> [Records to use]
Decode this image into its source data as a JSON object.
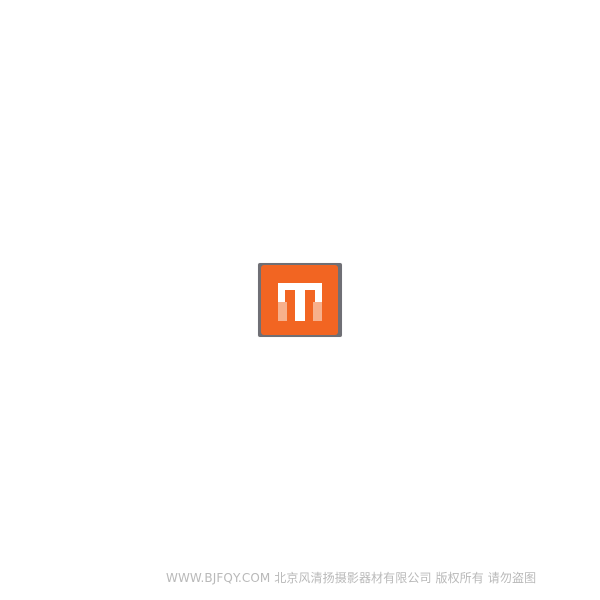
{
  "icon": {
    "name": "app-logo-icon",
    "colors": {
      "background": "#f26522",
      "border": "#6f6f75",
      "glyph_light": "#ffffff",
      "glyph_mid": "#f7b08c"
    }
  },
  "watermark": {
    "text": "WWW.BJFQY.COM 北京风清扬摄影器材有限公司 版权所有 请勿盗图"
  }
}
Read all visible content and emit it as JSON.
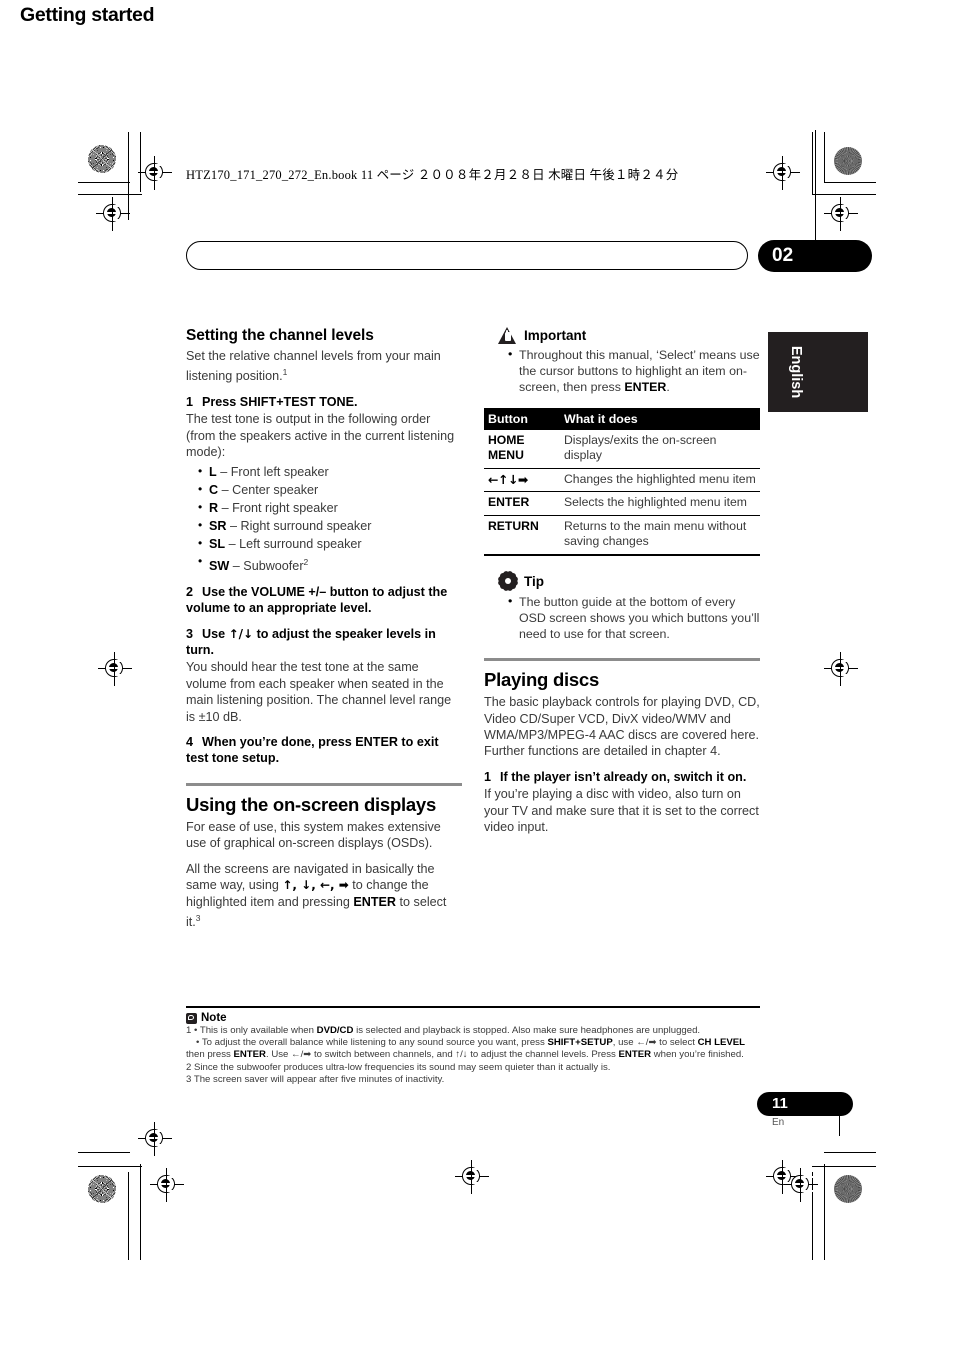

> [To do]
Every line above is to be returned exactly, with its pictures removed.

> [Answer section]
Decode this image into its source data as a JSON object.
{
  "icon": {
    "name": "app-logo-icon",
    "colors": {
      "background": "#f26522",
      "border": "#6f6f75",
      "glyph_light": "#ffffff",
      "glyph_mid": "#f7b08c"
    }
  },
  "watermark": {
    "text": "WWW.BJFQY.COM 北京风清扬摄影器材有限公司 版权所有 请勿盗图"
  }
}
Read all visible content and emit it as JSON.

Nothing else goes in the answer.